So let me begin and make just a few overview comments about the market and about our second quarter. To begin, let me say that we're very pleased that our second quarter results represent a fundamental return to profitability for Lennar, with earnings per share of $0.21 versus a loss of $0.76 last year.
We posted solid operating performance from our homebuilding segment, our financial services arm, and we saw our first profits from our newly formed Rialto segment. And at the same time, we saw valuation adjustments or impairments substantially reduced from just under $100 million at second quarter last year to $6.1 million this year. Accordingly, we remain confident that we will be profitable in 2010. But while we feel comfortable that we positioned the company for current market conditions, we realized that the greater focus of the investor community is on questions concerning the road ahead.
In my remarks in last quarter's conference call, I noted that the recovery in housing is not presenting itself as a V-shaped return to better time. But instead, it's proving to be a rocky, stabilizing bottom, with visibility obscured by more questions than clear answers. At that time, while the housing market seemed more stabilized than today, we knew and expected that the end of the $8,000 tax credit in April, that it kick-started the housing market back to life would draw demand forward and leave a void that would have to be filled by free market forces driven by low affordable home prices and historically low interest rates. We knew at that time that this void would not feel good, and it doesn't.
Today's reality is that the new home market and housing in general still face serious headwinds from current economic and legislative conditions. Nevertheless, we are still confident that the housing market and the overall economy are continuing to stabilize and are generally in recovery.
With that said, the current reality is that the overhang of foreclosures and the prospect of additional delinquencies ahead continue to moderate this recovery as shadow inventory continues to be absorbed and even replenished. Unemployment and a generally sluggish economic bounce back combined to hold demand the traditionally low levels, while the reality of the pull-back driven by the elimination of legislative and fiscal incentives limit visibility and create pending uncertainties about the immediate future of the strength of the market. And finally, debates over whether inflation or deflation lies ahead and the impact of sovereign credit risks continue to add uncertainty to the view ahead.

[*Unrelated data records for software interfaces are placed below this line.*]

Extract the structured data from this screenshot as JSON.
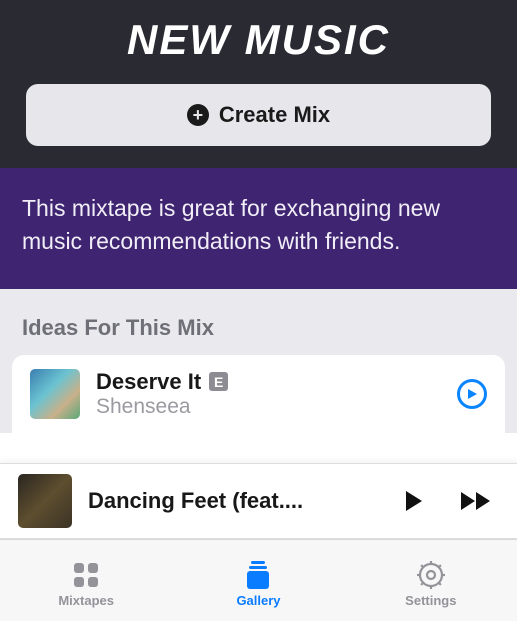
{
  "header": {
    "title": "NEW MUSIC",
    "create_label": "Create Mix"
  },
  "description": "This mixtape is great for exchanging new music recommendations with friends.",
  "ideas": {
    "heading": "Ideas For This Mix",
    "tracks": [
      {
        "title": "Deserve It",
        "artist": "Shenseea",
        "explicit_badge": "E"
      }
    ]
  },
  "now_playing": {
    "title": "Dancing Feet (feat...."
  },
  "tabbar": {
    "items": [
      {
        "label": "Mixtapes"
      },
      {
        "label": "Gallery"
      },
      {
        "label": "Settings"
      }
    ]
  },
  "colors": {
    "accent": "#0a84ff",
    "header_bg": "#2a2a33",
    "description_bg": "#3f2571"
  }
}
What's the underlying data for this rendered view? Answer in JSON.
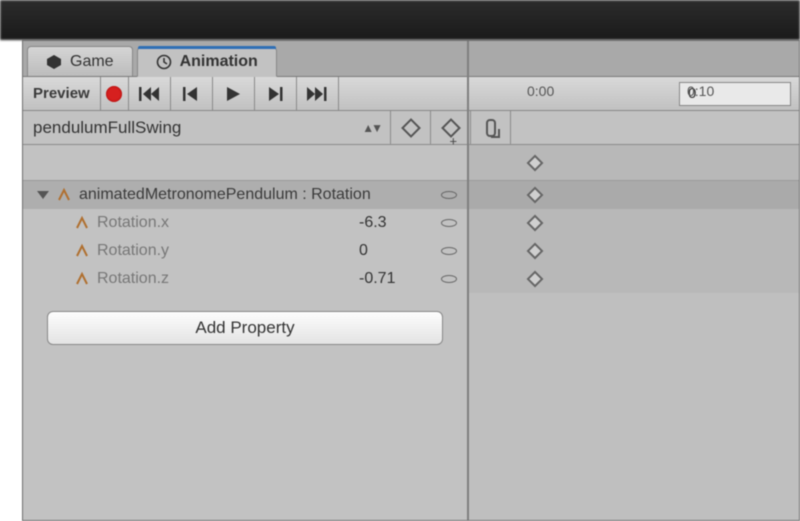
{
  "tabs": {
    "game": "Game",
    "animation": "Animation"
  },
  "toolbar": {
    "preview": "Preview",
    "frame_value": "0",
    "time_a": "0:00",
    "time_b": "0:10"
  },
  "clip": {
    "name": "pendulumFullSwing"
  },
  "properties": {
    "header": "animatedMetronomePendulum : Rotation",
    "rows": [
      {
        "label": "Rotation.x",
        "value": "-6.3"
      },
      {
        "label": "Rotation.y",
        "value": "0"
      },
      {
        "label": "Rotation.z",
        "value": "-0.71"
      }
    ],
    "add_button": "Add Property"
  }
}
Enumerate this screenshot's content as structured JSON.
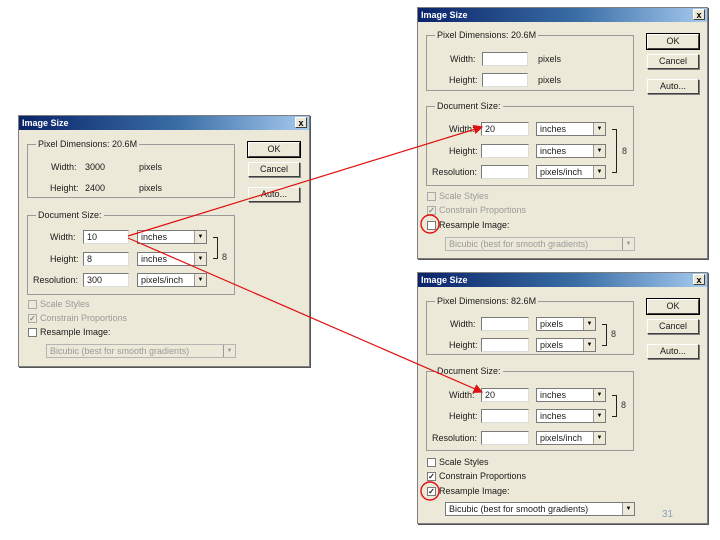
{
  "common": {
    "title": "Image Size",
    "ok": "OK",
    "cancel": "Cancel",
    "auto": "Auto...",
    "pixel_group": "Pixel Dimensions:",
    "doc_group": "Document Size:",
    "width_label": "Width:",
    "height_label": "Height:",
    "resolution_label": "Resolution:",
    "scale_styles": "Scale Styles",
    "constrain": "Constrain Proportions",
    "resample": "Resample Image:",
    "resample_method": "Bicubic (best for smooth gradients)",
    "close": "x",
    "chain": "8",
    "arrow": "▼"
  },
  "dialog_left": {
    "pixel_size": "20.6M",
    "pixel_width": "3000",
    "pixel_height": "2400",
    "pixel_unit": "pixels",
    "doc_width": "10",
    "doc_height": "8",
    "resolution": "300",
    "doc_width_unit": "inches",
    "doc_height_unit": "inches",
    "resolution_unit": "pixels/inch",
    "scale_styles_checked": true,
    "constrain_checked": true,
    "resample_checked": false
  },
  "dialog_top_right": {
    "pixel_size": "20.6M",
    "pixel_unit": "pixels",
    "doc_width": "20",
    "doc_height": "",
    "resolution": "",
    "doc_width_unit": "inches",
    "doc_height_unit": "inches",
    "resolution_unit": "pixels/inch",
    "scale_styles_checked": true,
    "constrain_checked": true,
    "resample_checked": false
  },
  "dialog_bottom_right": {
    "pixel_size": "82.6M",
    "pixel_unit": "pixels",
    "doc_width": "20",
    "doc_width_unit": "inches",
    "doc_height_unit": "inches",
    "resolution_unit": "pixels/inch",
    "scale_styles_checked": false,
    "constrain_checked": true,
    "resample_checked": true
  },
  "page_number": "31",
  "colors": {
    "annotation": "#e01010",
    "title_start": "#0a246a",
    "title_end": "#a6caf0"
  }
}
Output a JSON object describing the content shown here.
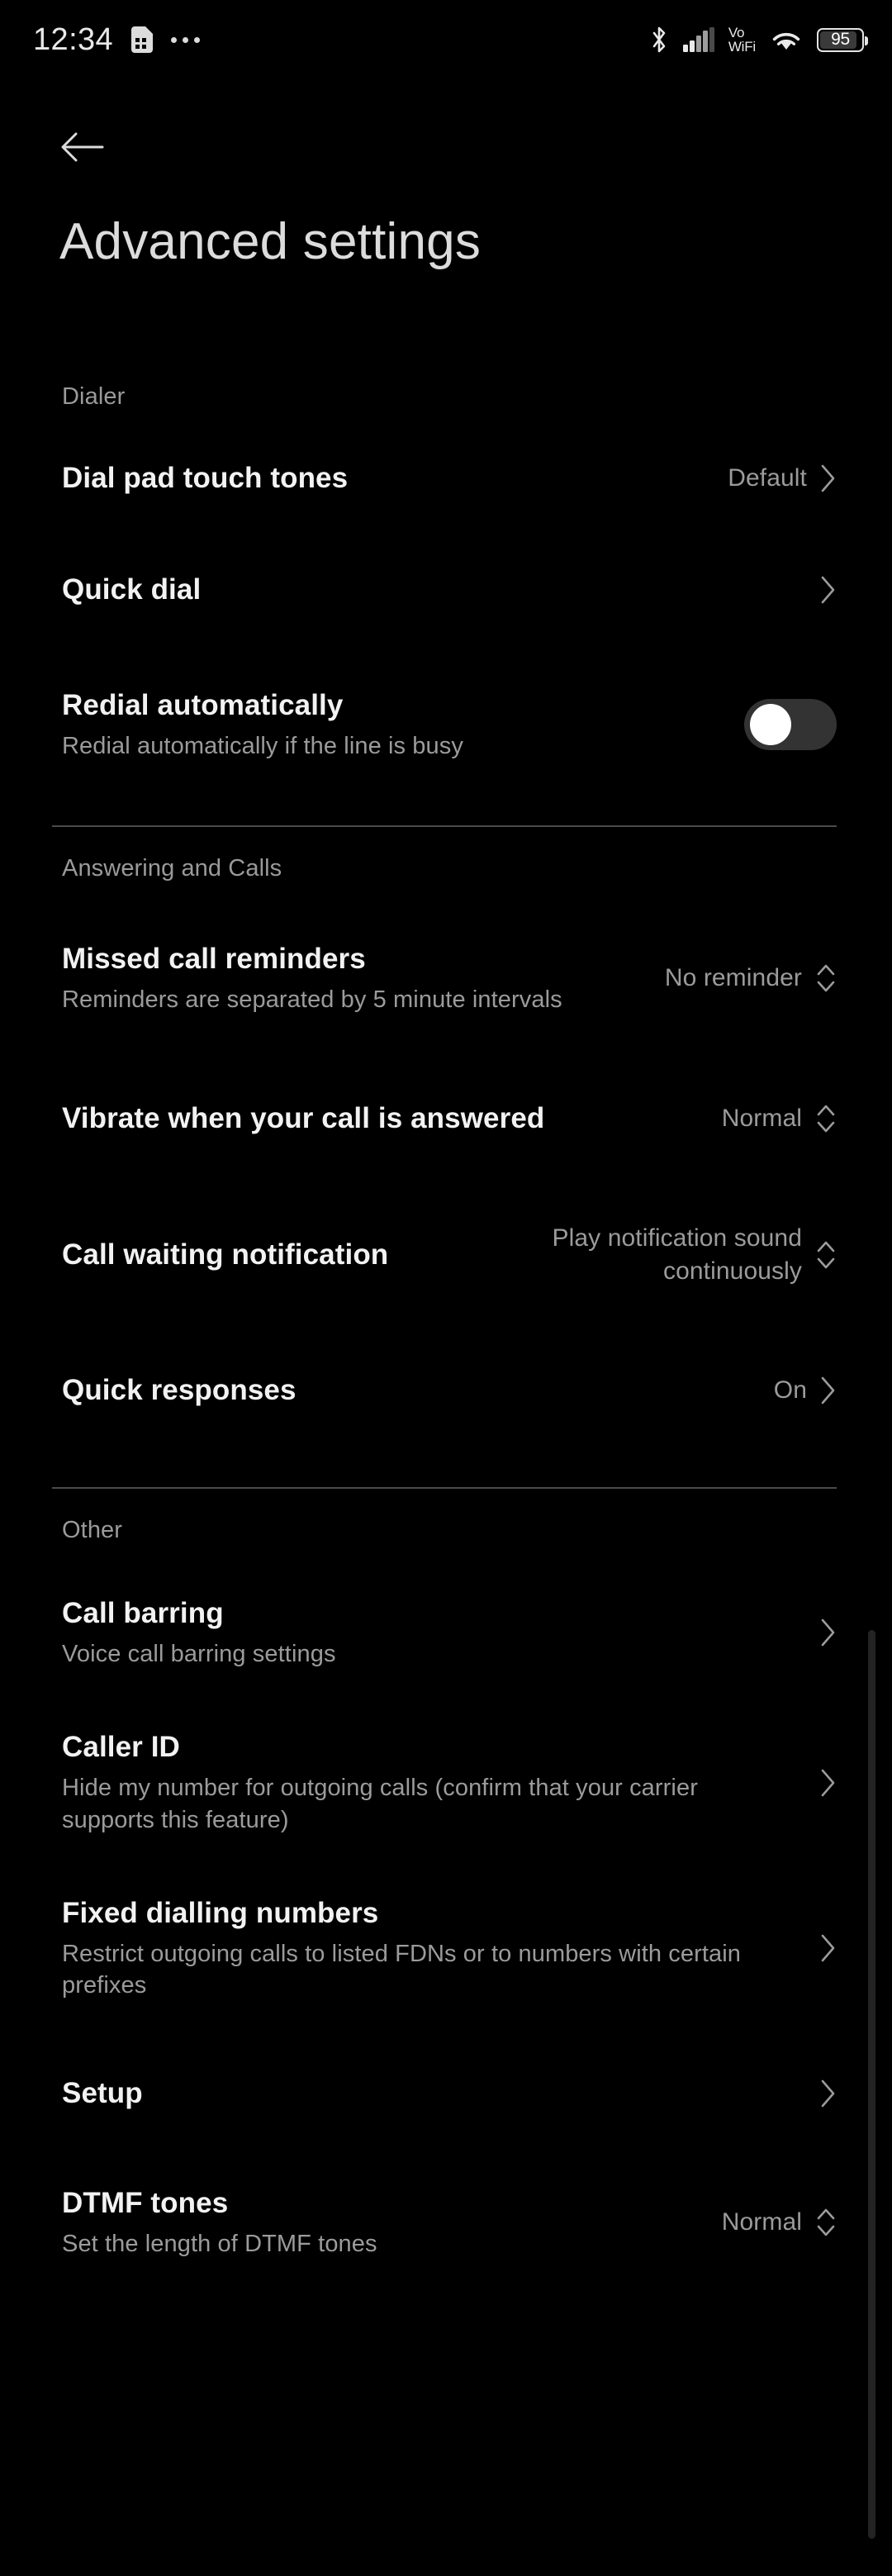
{
  "status_bar": {
    "clock": "12:34",
    "sim_icon": "sim-card-icon",
    "more_icon": "more-notifications-icon",
    "bluetooth_icon": "bluetooth-icon",
    "signal_icon": "cellular-signal-icon",
    "volte_line1": "Vo",
    "volte_line2": "WiFi",
    "wifi_icon": "wifi-icon",
    "battery_level": "95"
  },
  "header": {
    "back_icon": "back-arrow-icon",
    "title": "Advanced settings"
  },
  "sections": [
    {
      "label": "Dialer",
      "items": [
        {
          "title": "Dial pad touch tones",
          "subtitle": "",
          "value": "Default",
          "control": "chevron-right"
        },
        {
          "title": "Quick dial",
          "subtitle": "",
          "value": "",
          "control": "chevron-right"
        },
        {
          "title": "Redial automatically",
          "subtitle": "Redial automatically if the line is busy",
          "value": "",
          "control": "toggle",
          "toggle_on": false
        }
      ]
    },
    {
      "label": "Answering and Calls",
      "items": [
        {
          "title": "Missed call reminders",
          "subtitle": "Reminders are separated by 5 minute intervals",
          "value": "No reminder",
          "control": "stepper"
        },
        {
          "title": "Vibrate when your call is answered",
          "subtitle": "",
          "value": "Normal",
          "control": "stepper"
        },
        {
          "title": "Call waiting notification",
          "subtitle": "",
          "value": "Play notification sound continuously",
          "control": "stepper"
        },
        {
          "title": "Quick responses",
          "subtitle": "",
          "value": "On",
          "control": "chevron-right"
        }
      ]
    },
    {
      "label": "Other",
      "items": [
        {
          "title": "Call barring",
          "subtitle": "Voice call barring settings",
          "value": "",
          "control": "chevron-right"
        },
        {
          "title": "Caller ID",
          "subtitle": "Hide my number for outgoing calls (confirm that your carrier supports this feature)",
          "value": "",
          "control": "chevron-right"
        },
        {
          "title": "Fixed dialling numbers",
          "subtitle": "Restrict outgoing calls to listed FDNs or to numbers with certain prefixes",
          "value": "",
          "control": "chevron-right"
        },
        {
          "title": "Setup",
          "subtitle": "",
          "value": "",
          "control": "chevron-right"
        },
        {
          "title": "DTMF tones",
          "subtitle": "Set the length of DTMF tones",
          "value": "Normal",
          "control": "stepper"
        }
      ]
    }
  ],
  "colors": {
    "background": "#000000",
    "title_text": "#dcdcdc",
    "primary_text": "#f2f2f2",
    "secondary_text": "#9b9b9b",
    "divider": "#4a4a4a",
    "toggle_track": "#333333",
    "toggle_knob": "#ffffff",
    "scrollbar": "#232323"
  }
}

Over the past couple of days, we at Lennar have carefully reviewed our operations with our regional and our division presidents. After careful review, we continued to be inclined to believe that the current pull-back in demand is temporary and the void left by the expiration of the tax credit will be filled in the upcoming months by purchasers looking to take advantage of historically low interest rates supporting the purchase of extremely well-priced homes.